- [Your goal]
Whenever a line in this data holds the word "JSON", report that line in full.

- [Recorded data]
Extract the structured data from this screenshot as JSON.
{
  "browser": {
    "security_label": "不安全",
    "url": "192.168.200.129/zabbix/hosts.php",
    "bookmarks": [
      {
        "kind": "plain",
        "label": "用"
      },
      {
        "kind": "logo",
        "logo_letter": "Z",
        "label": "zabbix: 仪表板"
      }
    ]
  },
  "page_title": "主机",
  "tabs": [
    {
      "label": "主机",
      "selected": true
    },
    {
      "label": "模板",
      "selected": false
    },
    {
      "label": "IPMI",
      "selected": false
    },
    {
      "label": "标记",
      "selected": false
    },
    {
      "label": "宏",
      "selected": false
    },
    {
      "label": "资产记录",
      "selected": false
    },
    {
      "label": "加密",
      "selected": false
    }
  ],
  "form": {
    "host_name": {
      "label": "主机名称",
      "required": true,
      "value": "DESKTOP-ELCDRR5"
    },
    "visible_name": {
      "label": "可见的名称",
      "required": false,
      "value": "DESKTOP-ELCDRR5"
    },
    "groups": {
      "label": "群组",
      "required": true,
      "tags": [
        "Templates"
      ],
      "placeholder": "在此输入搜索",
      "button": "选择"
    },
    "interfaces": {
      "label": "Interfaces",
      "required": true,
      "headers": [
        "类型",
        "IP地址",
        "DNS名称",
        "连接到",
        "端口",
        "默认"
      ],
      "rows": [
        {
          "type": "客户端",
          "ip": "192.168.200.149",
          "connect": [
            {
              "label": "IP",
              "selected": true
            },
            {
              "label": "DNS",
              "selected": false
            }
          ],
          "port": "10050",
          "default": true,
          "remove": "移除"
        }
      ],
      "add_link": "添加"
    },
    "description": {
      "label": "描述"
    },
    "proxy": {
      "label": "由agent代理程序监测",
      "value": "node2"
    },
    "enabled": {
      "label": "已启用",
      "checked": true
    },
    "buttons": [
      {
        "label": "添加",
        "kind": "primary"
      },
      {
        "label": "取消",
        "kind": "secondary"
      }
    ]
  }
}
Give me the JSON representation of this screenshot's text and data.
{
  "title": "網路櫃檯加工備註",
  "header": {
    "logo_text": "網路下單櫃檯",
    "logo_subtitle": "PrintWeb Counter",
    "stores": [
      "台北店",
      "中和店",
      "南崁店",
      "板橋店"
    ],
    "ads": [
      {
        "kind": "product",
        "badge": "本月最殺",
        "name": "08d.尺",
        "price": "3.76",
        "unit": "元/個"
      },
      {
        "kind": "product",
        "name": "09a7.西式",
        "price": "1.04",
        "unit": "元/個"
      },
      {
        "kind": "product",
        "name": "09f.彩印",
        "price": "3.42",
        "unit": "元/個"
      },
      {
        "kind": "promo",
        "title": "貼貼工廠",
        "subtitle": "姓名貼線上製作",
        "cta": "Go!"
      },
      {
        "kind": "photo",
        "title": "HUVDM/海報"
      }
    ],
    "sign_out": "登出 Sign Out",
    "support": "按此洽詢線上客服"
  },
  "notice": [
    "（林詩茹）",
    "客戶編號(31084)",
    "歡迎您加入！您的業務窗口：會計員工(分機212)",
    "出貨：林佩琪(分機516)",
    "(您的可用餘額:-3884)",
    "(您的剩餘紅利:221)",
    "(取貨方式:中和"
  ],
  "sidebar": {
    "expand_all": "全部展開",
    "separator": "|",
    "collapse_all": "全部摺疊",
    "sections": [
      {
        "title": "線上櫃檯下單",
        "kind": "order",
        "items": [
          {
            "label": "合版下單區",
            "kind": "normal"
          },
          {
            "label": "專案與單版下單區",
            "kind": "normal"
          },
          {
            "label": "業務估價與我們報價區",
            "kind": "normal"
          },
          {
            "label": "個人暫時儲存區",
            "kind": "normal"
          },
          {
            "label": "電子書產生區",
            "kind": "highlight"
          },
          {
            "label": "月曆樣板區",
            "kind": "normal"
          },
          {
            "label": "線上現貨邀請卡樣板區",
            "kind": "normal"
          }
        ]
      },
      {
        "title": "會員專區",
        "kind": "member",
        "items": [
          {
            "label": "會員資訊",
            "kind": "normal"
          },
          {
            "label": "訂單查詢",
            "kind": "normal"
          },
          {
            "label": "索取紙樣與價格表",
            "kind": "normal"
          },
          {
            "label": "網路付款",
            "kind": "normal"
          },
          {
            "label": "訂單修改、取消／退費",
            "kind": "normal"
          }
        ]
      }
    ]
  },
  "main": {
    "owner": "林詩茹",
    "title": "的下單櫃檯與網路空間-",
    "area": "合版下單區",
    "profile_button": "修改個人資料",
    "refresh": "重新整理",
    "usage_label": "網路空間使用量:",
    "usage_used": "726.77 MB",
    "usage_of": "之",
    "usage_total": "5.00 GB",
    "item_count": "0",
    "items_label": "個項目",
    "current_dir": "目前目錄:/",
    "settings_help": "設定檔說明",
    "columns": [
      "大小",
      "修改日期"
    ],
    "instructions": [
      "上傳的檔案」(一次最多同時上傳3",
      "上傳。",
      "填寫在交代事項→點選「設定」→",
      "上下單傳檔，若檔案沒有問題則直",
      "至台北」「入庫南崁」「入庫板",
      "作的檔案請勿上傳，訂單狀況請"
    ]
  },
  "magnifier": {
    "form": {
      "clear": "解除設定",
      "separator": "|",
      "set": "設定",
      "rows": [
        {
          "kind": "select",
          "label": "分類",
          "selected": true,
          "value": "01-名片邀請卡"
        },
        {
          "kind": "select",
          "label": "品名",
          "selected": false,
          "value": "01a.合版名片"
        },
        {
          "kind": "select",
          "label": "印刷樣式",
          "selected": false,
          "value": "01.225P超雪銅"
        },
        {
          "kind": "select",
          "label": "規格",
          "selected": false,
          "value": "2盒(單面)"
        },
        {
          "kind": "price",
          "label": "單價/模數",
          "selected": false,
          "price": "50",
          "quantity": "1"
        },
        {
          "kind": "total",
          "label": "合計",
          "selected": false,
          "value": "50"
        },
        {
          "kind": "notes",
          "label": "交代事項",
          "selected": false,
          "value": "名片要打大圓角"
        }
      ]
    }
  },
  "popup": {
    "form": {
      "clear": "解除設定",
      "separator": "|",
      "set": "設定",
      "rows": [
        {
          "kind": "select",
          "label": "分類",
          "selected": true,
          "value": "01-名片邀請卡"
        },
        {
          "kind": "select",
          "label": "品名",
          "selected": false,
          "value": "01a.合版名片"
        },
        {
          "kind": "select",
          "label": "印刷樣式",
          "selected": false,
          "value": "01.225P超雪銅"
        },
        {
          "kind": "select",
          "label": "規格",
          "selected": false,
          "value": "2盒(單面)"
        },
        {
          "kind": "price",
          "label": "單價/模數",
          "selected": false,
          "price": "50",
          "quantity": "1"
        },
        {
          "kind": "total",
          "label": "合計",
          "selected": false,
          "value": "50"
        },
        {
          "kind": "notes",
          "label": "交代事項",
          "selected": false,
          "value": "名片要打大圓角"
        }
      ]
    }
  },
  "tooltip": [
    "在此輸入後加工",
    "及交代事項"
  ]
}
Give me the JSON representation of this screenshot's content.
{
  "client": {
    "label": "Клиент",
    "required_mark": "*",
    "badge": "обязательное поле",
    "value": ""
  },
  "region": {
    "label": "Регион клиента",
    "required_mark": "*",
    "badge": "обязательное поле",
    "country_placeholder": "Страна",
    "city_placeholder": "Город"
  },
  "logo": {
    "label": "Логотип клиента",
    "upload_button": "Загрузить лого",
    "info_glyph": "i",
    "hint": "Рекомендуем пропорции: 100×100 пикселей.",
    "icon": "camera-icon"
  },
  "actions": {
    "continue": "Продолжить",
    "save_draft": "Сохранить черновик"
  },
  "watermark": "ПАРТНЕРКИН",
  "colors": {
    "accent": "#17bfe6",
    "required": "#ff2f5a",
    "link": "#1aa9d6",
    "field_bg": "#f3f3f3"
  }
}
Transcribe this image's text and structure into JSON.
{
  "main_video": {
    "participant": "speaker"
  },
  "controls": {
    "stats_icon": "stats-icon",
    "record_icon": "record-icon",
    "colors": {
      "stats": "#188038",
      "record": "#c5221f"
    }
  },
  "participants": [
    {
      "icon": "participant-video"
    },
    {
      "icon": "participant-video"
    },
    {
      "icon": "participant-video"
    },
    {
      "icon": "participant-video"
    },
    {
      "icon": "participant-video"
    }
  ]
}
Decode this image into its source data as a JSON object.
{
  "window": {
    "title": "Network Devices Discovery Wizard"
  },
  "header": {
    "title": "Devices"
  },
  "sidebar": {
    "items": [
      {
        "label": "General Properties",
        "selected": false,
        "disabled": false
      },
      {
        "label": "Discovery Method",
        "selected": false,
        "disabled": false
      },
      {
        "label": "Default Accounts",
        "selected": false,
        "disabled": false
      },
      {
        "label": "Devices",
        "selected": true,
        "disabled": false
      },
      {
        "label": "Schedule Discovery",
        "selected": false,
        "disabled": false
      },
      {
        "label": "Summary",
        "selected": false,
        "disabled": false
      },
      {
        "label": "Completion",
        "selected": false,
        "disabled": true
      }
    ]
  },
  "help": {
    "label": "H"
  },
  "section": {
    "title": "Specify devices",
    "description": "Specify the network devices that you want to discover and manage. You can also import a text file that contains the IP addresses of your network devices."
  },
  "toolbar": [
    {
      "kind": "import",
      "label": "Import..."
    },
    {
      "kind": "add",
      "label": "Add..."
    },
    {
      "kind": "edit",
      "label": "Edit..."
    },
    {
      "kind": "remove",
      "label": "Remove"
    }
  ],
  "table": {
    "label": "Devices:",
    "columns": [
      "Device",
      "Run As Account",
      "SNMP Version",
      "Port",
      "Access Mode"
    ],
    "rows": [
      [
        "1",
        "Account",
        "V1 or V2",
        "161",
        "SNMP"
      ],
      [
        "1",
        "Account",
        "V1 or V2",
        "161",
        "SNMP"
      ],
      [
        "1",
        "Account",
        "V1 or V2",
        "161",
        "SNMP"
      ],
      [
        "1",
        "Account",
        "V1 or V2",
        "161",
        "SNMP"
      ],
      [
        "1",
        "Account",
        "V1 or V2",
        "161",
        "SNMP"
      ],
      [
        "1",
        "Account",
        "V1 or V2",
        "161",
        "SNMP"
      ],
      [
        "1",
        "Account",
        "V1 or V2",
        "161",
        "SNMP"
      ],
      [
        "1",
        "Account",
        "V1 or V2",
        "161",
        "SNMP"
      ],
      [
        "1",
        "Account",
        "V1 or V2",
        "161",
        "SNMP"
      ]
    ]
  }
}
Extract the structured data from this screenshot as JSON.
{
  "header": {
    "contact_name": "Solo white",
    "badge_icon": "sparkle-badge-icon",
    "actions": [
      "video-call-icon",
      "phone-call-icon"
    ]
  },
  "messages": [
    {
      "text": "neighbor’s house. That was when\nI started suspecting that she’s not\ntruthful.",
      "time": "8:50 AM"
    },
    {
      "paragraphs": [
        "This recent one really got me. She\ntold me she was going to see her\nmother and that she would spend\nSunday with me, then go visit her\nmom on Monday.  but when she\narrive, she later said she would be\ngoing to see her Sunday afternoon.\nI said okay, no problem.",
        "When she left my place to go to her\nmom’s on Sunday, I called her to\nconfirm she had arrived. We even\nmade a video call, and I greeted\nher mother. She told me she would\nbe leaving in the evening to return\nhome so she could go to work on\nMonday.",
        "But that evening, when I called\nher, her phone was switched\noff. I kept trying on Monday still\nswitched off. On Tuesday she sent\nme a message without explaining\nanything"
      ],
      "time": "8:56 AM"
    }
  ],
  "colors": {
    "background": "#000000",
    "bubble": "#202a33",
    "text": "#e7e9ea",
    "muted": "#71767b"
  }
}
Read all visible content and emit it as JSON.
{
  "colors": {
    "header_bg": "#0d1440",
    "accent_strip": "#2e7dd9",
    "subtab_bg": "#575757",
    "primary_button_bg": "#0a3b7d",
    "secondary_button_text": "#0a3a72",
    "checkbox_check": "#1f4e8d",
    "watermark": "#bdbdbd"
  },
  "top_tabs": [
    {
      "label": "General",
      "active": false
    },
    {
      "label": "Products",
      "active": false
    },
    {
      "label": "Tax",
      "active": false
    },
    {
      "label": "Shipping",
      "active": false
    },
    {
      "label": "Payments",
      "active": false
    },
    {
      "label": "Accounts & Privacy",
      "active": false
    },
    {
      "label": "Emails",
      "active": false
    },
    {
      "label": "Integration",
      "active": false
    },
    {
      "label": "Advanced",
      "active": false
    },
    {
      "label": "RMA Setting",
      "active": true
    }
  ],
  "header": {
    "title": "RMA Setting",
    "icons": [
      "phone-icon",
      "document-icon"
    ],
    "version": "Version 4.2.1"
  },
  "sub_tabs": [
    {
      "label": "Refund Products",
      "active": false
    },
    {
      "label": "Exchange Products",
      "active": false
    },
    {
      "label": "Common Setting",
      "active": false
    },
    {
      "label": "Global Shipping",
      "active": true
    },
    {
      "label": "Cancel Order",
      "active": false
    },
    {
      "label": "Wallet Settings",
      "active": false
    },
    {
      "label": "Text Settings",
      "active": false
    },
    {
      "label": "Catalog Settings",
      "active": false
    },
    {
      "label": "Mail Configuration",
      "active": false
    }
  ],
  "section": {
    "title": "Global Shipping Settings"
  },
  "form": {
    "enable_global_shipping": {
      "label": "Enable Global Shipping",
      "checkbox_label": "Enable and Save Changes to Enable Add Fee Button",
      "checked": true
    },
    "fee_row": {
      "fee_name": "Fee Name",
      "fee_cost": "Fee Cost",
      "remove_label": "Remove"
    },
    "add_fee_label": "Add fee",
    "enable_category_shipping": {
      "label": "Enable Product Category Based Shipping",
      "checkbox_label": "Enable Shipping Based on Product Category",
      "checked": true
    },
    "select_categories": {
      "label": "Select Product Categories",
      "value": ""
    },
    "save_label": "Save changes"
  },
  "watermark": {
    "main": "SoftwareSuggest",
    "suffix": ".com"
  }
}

- [Response to this task]
Extract the structured data from this screenshot as JSON.
Give me the JSON representation of this screenshot's text and data.
Give me the JSON representation of this screenshot's content.
Transcribe this image's text and structure into JSON.
Decode this image into its source data as a JSON object.
Extract the structured data from this screenshot as JSON.
Read all visible content and emit it as JSON.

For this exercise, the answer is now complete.